Instructing Attorney for the Third Defendant and former Cabinet Minister Hon. McAllister Hanchell, Mark Fulford provided the affidavit evidence in case filed by the nine defendants challenging Governor Dakin and Premier Cartwright new remote Trial Laws.
The nine defendants in the ongoing Special Investigation and Prosecution Team (SIPT) trial have, through their attorneys Misick
& Stanbrook, headed by Queen’s Counsel Ariel Misick, filed before the Supreme Court a legal challenge to the validity of one of the provisions in the new Emergency Powers (Covid-19) (Court Proceedings) Regulations 2020, (“the Regulations”).
Regulation 4 (6) provides that “The courtroom shall include any place, whether in or outside the Islands, the Judge or Magistrate elects to sit to conduct the business of the court.”
This appears to have been drafted solely with the SIPT trial in mind, as with the exception of their trial judge, Mr. Justice Paul Harrison, who has returned to his native Jamaica, no other judge or magistrate is “outside the Islands”.
Under the Supreme Court Ordinance, the jurisdiction of the Supreme Court is expressed to be “within the islands”.
Whilst the Constitution provides that the Court of Appeal can sit outside of the territorial boundaries of the Turks and Caicos Islands, there is no such provision enabling the Supreme Court to do so.
However, whilst during the period of an emergency the Governor has many powers, he is, perhaps unsurprisingly, expressly prevented from amending the Constitution.
Moreover, the principles of international law and territorial sovereignty would also appear to be engaged by the Governor’s decision that he can legislate to allow the Turks and Caicos Islands Supreme Court to hear evidence in Kingston, Jamaica, without even asking that sovereign state if they have any views about this.
Aside from the apparent illegality of the provision, and with the Crown, led by British attorney Andrew Mitchell, QC, having closed its case, it will obviously only be defence witnesses who could be affected by this radical departure from TCI’s existing laws.
The notion that an accused might later be informed by a written judgment from abroad that his testimony has not been believed by a judge who was not even there to hear it, strikes some observers as a charade that would undermine the confidence of many in whether this trial is a fair process.
Another interesting aspect of the case is that on April 10th, 2020, the Turks and Caicos Islands Bar Council circulated to its members for consideration and feedback, a draft proposal for the resumption of judicial operations after April 20th, that had been submitted to them by the new Chief Justice, Her Ladyship Mabel Agyemang.
They suggested, “That the judge/Magistrate and a recorder will operate from the court room observing the social distancing protocol”.
The proposals contained nothing like the new regulation 4 (6) which is being challenged by the defendants.
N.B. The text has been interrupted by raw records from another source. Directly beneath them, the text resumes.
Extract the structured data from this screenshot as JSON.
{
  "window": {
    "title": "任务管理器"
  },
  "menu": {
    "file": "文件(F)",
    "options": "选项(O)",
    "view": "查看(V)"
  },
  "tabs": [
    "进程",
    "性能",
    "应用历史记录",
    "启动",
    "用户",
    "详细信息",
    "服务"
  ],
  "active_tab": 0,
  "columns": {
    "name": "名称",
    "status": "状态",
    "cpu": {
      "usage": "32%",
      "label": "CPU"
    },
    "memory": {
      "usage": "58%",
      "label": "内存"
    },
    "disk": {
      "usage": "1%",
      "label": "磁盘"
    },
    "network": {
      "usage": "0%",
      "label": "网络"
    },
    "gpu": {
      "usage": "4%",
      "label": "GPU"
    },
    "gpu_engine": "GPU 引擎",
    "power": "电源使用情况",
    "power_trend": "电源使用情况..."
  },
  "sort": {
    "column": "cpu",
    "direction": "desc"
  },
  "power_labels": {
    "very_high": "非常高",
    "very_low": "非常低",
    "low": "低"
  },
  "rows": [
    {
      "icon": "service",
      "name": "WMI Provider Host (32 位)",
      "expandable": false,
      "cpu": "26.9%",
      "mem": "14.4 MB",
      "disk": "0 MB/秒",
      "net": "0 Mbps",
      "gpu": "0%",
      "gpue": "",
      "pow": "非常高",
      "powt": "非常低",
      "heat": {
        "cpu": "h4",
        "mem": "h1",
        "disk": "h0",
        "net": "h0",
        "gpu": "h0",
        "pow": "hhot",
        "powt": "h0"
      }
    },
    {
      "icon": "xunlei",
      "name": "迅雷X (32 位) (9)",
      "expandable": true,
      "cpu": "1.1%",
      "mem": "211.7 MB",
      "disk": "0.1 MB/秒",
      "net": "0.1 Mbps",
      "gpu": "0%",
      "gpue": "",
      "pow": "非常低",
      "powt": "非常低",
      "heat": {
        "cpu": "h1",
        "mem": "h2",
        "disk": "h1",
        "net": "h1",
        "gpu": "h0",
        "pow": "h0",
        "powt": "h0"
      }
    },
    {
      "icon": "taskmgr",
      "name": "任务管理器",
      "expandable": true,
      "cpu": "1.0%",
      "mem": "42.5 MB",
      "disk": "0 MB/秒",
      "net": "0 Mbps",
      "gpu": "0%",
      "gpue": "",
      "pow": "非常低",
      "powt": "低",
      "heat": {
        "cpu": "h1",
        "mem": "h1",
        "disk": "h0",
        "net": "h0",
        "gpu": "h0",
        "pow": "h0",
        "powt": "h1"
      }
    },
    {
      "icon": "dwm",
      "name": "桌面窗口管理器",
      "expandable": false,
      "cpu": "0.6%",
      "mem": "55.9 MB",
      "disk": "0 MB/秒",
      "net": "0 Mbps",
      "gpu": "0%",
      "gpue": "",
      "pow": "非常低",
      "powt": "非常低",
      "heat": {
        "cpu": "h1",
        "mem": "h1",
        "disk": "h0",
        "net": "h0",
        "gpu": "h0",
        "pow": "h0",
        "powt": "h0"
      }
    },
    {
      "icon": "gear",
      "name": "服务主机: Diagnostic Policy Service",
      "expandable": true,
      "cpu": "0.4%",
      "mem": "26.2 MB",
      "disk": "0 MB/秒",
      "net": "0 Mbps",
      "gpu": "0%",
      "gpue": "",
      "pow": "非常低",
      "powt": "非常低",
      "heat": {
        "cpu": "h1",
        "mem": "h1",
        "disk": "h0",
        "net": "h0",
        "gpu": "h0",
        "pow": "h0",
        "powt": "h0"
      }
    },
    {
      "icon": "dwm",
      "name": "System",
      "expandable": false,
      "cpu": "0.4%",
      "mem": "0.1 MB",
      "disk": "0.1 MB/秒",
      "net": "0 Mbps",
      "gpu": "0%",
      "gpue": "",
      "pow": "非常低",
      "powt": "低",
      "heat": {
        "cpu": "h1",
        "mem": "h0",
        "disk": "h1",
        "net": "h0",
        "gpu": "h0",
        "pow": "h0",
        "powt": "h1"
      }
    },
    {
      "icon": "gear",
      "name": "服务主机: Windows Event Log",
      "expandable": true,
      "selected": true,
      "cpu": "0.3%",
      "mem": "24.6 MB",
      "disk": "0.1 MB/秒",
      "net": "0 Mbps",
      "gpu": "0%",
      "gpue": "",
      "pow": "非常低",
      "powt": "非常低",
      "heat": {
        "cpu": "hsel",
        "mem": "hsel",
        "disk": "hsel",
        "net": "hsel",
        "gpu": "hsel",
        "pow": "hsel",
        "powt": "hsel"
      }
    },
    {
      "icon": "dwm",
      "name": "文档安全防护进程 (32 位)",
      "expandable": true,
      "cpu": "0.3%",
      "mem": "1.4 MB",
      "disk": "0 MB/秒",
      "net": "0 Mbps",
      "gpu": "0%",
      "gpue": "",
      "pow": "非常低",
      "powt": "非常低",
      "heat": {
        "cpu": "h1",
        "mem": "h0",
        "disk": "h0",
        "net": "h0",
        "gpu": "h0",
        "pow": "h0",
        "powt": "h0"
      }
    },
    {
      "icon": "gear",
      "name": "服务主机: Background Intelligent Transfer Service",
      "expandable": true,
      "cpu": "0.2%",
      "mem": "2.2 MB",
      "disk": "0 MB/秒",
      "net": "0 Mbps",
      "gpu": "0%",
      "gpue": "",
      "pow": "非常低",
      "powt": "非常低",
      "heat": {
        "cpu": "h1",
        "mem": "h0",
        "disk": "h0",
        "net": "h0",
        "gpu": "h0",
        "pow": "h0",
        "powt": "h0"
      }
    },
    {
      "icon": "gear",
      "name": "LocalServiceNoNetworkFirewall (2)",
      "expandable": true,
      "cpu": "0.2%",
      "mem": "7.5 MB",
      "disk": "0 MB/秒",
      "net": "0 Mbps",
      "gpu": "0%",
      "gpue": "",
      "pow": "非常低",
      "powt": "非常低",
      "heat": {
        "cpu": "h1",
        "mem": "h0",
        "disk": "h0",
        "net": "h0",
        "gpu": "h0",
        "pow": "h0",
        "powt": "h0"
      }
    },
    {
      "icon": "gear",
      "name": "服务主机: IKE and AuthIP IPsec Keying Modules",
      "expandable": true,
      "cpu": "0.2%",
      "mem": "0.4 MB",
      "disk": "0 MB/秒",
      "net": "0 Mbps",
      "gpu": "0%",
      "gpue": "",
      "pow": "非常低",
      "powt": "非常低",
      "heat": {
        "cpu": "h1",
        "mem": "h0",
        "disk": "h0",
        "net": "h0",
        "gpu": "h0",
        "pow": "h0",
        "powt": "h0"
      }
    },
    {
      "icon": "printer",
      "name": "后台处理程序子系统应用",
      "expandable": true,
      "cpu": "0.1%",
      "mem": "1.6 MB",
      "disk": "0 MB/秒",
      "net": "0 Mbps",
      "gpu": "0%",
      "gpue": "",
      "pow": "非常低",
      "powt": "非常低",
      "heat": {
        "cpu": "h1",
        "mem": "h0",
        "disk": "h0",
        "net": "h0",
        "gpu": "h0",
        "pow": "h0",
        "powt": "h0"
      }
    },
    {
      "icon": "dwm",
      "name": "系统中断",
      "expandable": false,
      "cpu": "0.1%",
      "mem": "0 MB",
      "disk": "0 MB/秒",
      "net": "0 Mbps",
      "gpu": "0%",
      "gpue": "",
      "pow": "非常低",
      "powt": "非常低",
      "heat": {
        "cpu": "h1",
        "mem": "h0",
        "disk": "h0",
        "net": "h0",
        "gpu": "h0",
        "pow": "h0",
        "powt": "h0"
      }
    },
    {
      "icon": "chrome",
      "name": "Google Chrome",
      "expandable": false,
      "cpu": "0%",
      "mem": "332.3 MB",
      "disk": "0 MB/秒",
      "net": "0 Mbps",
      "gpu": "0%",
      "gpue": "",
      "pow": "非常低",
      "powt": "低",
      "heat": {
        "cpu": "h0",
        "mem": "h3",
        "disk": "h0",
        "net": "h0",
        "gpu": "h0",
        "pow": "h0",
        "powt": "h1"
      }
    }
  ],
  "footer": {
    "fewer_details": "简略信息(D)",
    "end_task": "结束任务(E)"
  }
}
That draft was widely debated, and it is to be applauded that when in due course the Chief Justice issued a new Practice Direction on April 23rd, it reflected many of the changes suggested by members of the local Bar.
Meanwhile, on April 17th, Governor Nigel Dakin, had already made the Regulations.
By regulation 4(5) they provided that “Court sittings shall be done remotely in the manner provided the Rules or Orders from the Chief Justice”.
But the Governor made one exception, where presumably the Chief Justice could not be trusted to deliver. By regulation 4(6) the Governor alone decided that a trial could be held abroad.
Needless to say, that rather begs the question: who drafted regulation 4 (6) and how did it come to be spliced in to the “emergency” legislation? Hopefully that may emerge as a result of the legal challenge.
Meantime, Mr. Justice Harrison has adjourned the SIPT trial until June 22nd.